■ **TASK INSTRUCTIONS**: Which lines of the records below contain the word "aprendizaje"? Show each one.

(Page and application data records)
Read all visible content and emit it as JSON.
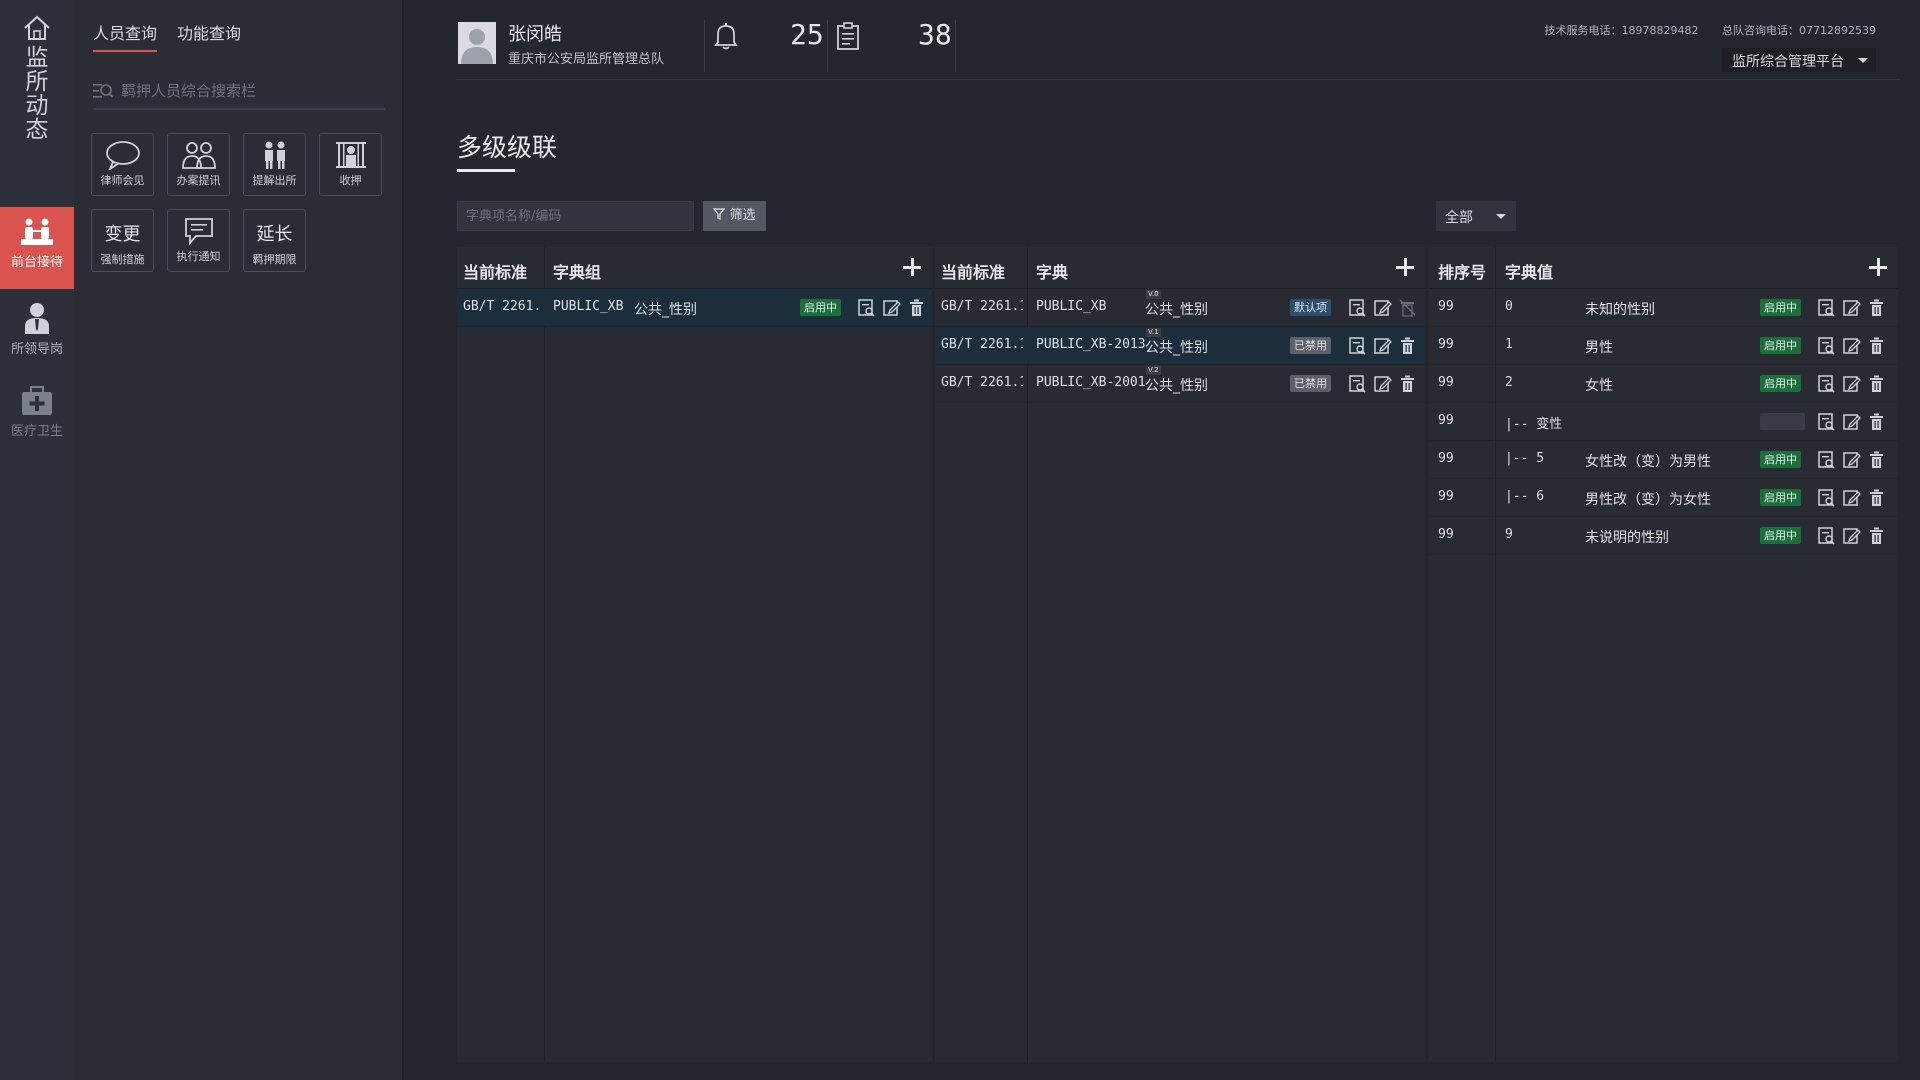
{
  "leftnav": {
    "home_vertical": "监所动态",
    "items": [
      {
        "label": "前台接待",
        "icon": "reception-icon",
        "active": true
      },
      {
        "label": "所领导岗",
        "icon": "leader-icon",
        "active": false
      },
      {
        "label": "医疗卫生",
        "icon": "medical-kit-icon",
        "active": false
      }
    ]
  },
  "subpanel": {
    "tabs": [
      {
        "label": "人员查询"
      },
      {
        "label": "功能查询"
      }
    ],
    "search_placeholder": "羁押人员综合搜索栏",
    "functions": [
      {
        "label": "律师会见",
        "icon": "chat-bubble-icon"
      },
      {
        "label": "办案提讯",
        "icon": "interrogation-icon"
      },
      {
        "label": "提解出所",
        "icon": "escort-out-icon"
      },
      {
        "label": "收押",
        "icon": "detention-icon"
      },
      {
        "label": "强制措施",
        "big": "变更"
      },
      {
        "label": "执行通知",
        "icon": "notice-icon"
      },
      {
        "label": "羁押期限",
        "big": "延长"
      }
    ]
  },
  "header": {
    "user_name": "张闵皓",
    "org": "重庆市公安局监所管理总队",
    "count_alerts": "25",
    "count_tasks": "38",
    "tech_phone": "技术服务电话：18978829482",
    "consult_phone": "总队咨询电话：07712892539",
    "platform": "监所综合管理平台"
  },
  "page": {
    "title": "多级级联",
    "filter_placeholder": "字典项名称/编码",
    "filter_button": "筛选",
    "select_value": "全部"
  },
  "panel1": {
    "headers": {
      "std": "当前标准",
      "group": "字典组"
    },
    "rows": [
      {
        "std": "GB/T 2261.1...",
        "code": "PUBLIC_XB",
        "name": "公共_性别",
        "status": "启用中"
      }
    ]
  },
  "panel2": {
    "headers": {
      "std": "当前标准",
      "dict": "字典"
    },
    "rows": [
      {
        "std": "GB/T 2261.1...",
        "code": "PUBLIC_XB",
        "ver": "V.0",
        "name": "公共_性别",
        "status": "默认项",
        "kind": "def"
      },
      {
        "std": "GB/T 2261.1...",
        "code": "PUBLIC_XB-2013",
        "ver": "V.1",
        "name": "公共_性别",
        "status": "已禁用",
        "kind": "off"
      },
      {
        "std": "GB/T 2261.1...",
        "code": "PUBLIC_XB-2001",
        "ver": "V.2",
        "name": "公共_性别",
        "status": "已禁用",
        "kind": "off"
      }
    ]
  },
  "panel3": {
    "headers": {
      "order": "排序号",
      "value": "字典值"
    },
    "rows": [
      {
        "order": "99",
        "code": "0",
        "name": "未知的性别",
        "status": "启用中"
      },
      {
        "order": "99",
        "code": "1",
        "name": "男性",
        "status": "启用中"
      },
      {
        "order": "99",
        "code": "2",
        "name": "女性",
        "status": "启用中"
      },
      {
        "order": "99",
        "code": "|-- 变性",
        "name": "",
        "status": ""
      },
      {
        "order": "99",
        "code": "|-- 5",
        "name": "女性改（变）为男性",
        "status": "启用中"
      },
      {
        "order": "99",
        "code": "|-- 6",
        "name": "男性改（变）为女性",
        "status": "启用中"
      },
      {
        "order": "99",
        "code": "9",
        "name": "未说明的性别",
        "status": "启用中"
      }
    ]
  }
}
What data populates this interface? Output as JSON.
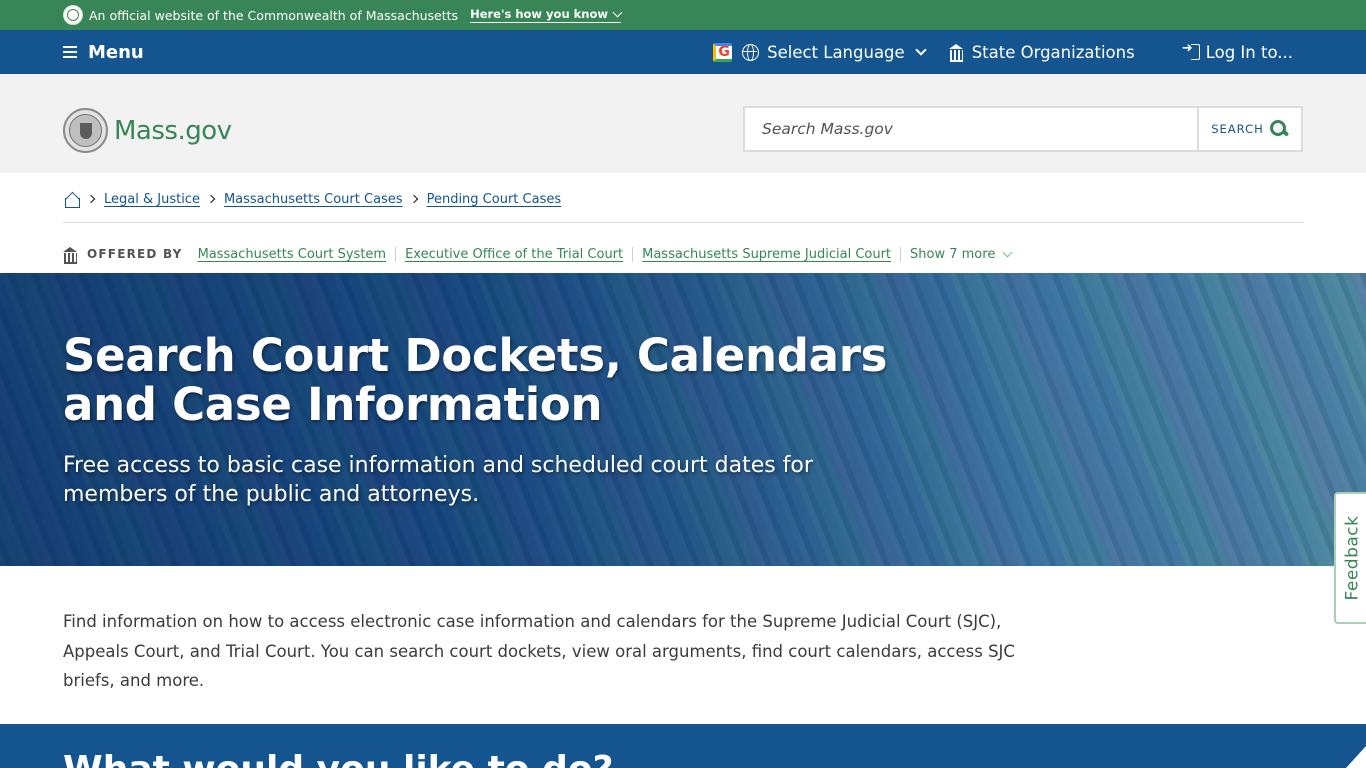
{
  "official_banner": {
    "text": "An official website of the Commonwealth of Massachusetts",
    "link": "Here's how you know"
  },
  "utility_nav": {
    "menu": "Menu",
    "language": "Select Language",
    "state_orgs": "State Organizations",
    "login": "Log In to..."
  },
  "header": {
    "logo": "Mass.gov",
    "search_placeholder": "Search Mass.gov",
    "search_button": "SEARCH"
  },
  "breadcrumb": [
    "Legal & Justice",
    "Massachusetts Court Cases",
    "Pending Court Cases"
  ],
  "offered_by": {
    "label": "OFFERED BY",
    "orgs": [
      "Massachusetts Court System",
      "Executive Office of the Trial Court",
      "Massachusetts Supreme Judicial Court"
    ],
    "show_more": "Show 7 more"
  },
  "hero": {
    "title": "Search Court Dockets, Calendars and Case Information",
    "subtitle": "Free access to basic case information and scheduled court dates for members of the public and attorneys."
  },
  "intro": "Find information on how to access electronic case information and calendars for the Supreme Judicial Court (SJC), Appeals Court, and Trial Court. You can search court dockets, view oral arguments, find court calendars, access SJC briefs, and more.",
  "section_heading": "What would you like to do?",
  "feedback": "Feedback",
  "colors": {
    "brand_green": "#388557",
    "brand_blue": "#14558f"
  }
}
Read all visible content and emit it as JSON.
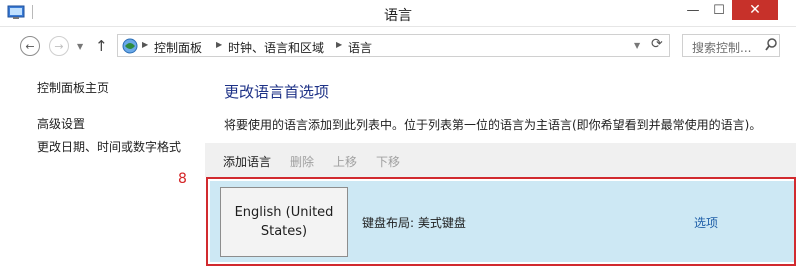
{
  "window": {
    "title": "语言",
    "minimize_glyph": "—",
    "maximize_glyph": "☐",
    "close_glyph": "✕"
  },
  "nav": {
    "back_glyph": "←",
    "forward_glyph": "→",
    "up_glyph": "↑",
    "breadcrumbs": [
      "控制面板",
      "时钟、语言和区域",
      "语言"
    ],
    "search_placeholder": "搜索控制..."
  },
  "sidebar": {
    "items": [
      {
        "label": "控制面板主页"
      },
      {
        "label": "高级设置"
      },
      {
        "label": "更改日期、时间或数字格式"
      }
    ]
  },
  "main": {
    "heading": "更改语言首选项",
    "description": "将要使用的语言添加到此列表中。位于列表第一位的语言为主语言(即你希望看到并最常使用的语言)。",
    "toolbar": {
      "add": "添加语言",
      "remove": "删除",
      "up": "上移",
      "down": "下移"
    },
    "annotation": "8",
    "language": {
      "name": "English (United States)",
      "keyboard": "键盘布局: 美式键盘",
      "options": "选项"
    }
  },
  "colors": {
    "accent_heading": "#1e3287",
    "selection": "#cde8f4",
    "highlight_box": "#d12a2f",
    "close_button": "#c7312a"
  }
}
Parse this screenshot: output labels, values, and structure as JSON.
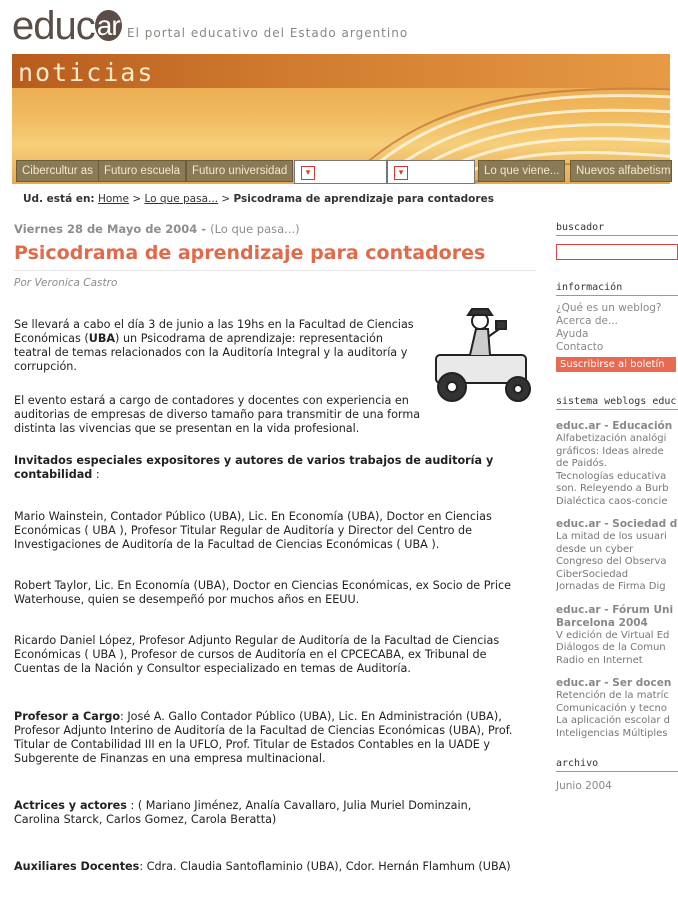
{
  "header": {
    "logo_main": "educ",
    "logo_suffix": "ar",
    "tagline": "El portal educativo del Estado argentino"
  },
  "banner": {
    "title": "noticias",
    "tabs": [
      "Cibercultur as",
      "Futuro escuela",
      "Futuro universidad",
      "Lo que viene...",
      "Nuevos alfabetismo"
    ]
  },
  "breadcrumb": {
    "prefix": "Ud. está en:",
    "home": "Home",
    "section": "Lo que pasa...",
    "current": "Psicodrama de aprendizaje para contadores"
  },
  "article": {
    "date": "Viernes 28 de Mayo de 2004 -",
    "date_link": "(Lo que pasa...)",
    "title": "Psicodrama de aprendizaje para contadores",
    "author": "Por Veronica Castro",
    "p1_a": "Se llevará a cabo el día 3 de junio a las 19hs en la Facultad de Ciencias Económicas (",
    "p1_b": "UBA",
    "p1_c": ") un Psicodrama de aprendizaje: representación teatral de temas relacionados con la Auditoría Integral y la auditoría y corrupción.",
    "p2": "El evento estará a cargo de contadores y docentes con experiencia en auditorias de empresas de diverso tamaño para transmitir de una forma distinta las vivencias que se presentan en la vida profesional.",
    "p3_b": "Invitados especiales expositores y autores de varios trabajos de auditoría y contabilidad",
    "p3_c": " :",
    "p4": "Mario Wainstein, Contador Público (UBA), Lic. En Economía (UBA), Doctor en Ciencias Económicas ( UBA ), Profesor Titular Regular de Auditoría y Director del Centro de Investigaciones de Auditoría de la Facultad de Ciencias Económicas ( UBA ).",
    "p5": "Robert Taylor, Lic. En Economía (UBA), Doctor en Ciencias Económicas, ex Socio de Price Waterhouse, quien se desempeñó por muchos años en EEUU.",
    "p6": "Ricardo Daniel López, Profesor Adjunto Regular de Auditoría de la Facultad de Ciencias Económicas ( UBA ), Profesor de cursos de Auditoría en el CPCECABA, ex Tribunal de Cuentas de la Nación y Consultor especializado en temas de Auditoría.",
    "p7_b": "Profesor a Cargo",
    "p7_c": ": José A. Gallo Contador Público (UBA), Lic. En Administración (UBA), Profesor Adjunto Interino de Auditoría de la Facultad de Ciencias Económicas (UBA), Prof. Titular de Contabilidad III en la UFLO, Prof. Titular de Estados Contables en la UADE y Subgerente de Finanzas en una empresa multinacional.",
    "p8_b": "Actrices y actores",
    "p8_c": " : ( Mariano Jiménez, Analía Cavallaro, Julia Muriel Dominzain, Carolina Starck, Carlos Gomez, Carola Beratta)",
    "p9_b": "Auxiliares Docentes",
    "p9_c": ": Cdra. Claudia Santoflaminio (UBA), Cdor. Hernán Flamhum (UBA)"
  },
  "sidebar": {
    "buscador": "buscador",
    "informacion": "información",
    "info_links": [
      "¿Qué es un weblog?",
      "Acerca de...",
      "Ayuda",
      "Contacto"
    ],
    "subscribe": "Suscribirse al boletín",
    "sistema": "sistema weblogs educ",
    "blogs": [
      {
        "title": "educ.ar - Educación",
        "items": [
          "Alfabetización analógi",
          "gráficos: Ideas alrede",
          "de Paidós.",
          "Tecnologías educativa",
          "son. Releyendo a Burb",
          "Dialéctica caos-concie"
        ]
      },
      {
        "title": "educ.ar - Sociedad d",
        "items": [
          "La mitad de los usuari",
          "desde un cyber",
          "Congreso del Observa",
          "CiberSociedad",
          "Jornadas de Firma Dig"
        ]
      },
      {
        "title": "educ.ar - Fórum Uni",
        "title2": "Barcelona 2004",
        "items": [
          "V edición de Virtual Ed",
          "Diálogos de la Comun",
          "Radio en Internet"
        ]
      },
      {
        "title": "educ.ar - Ser docen",
        "items": [
          "Retención de la matríc",
          "Comunicación y tecno",
          "La aplicación escolar d",
          "Inteligencias Múltiples"
        ]
      }
    ],
    "archivo": "archivo",
    "archivo_item": "Junio 2004"
  }
}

■ **ANSWER SECTION**:
    "current": "Psicodrama de aprendizaje para contadores"
    "title": "Psicodrama de aprendizaje para contadores",
    "p1_c": ") un Psicodrama de aprendizaje: representación teatral de temas relacionados con la Auditoría Integral y la auditoría y corrupción.",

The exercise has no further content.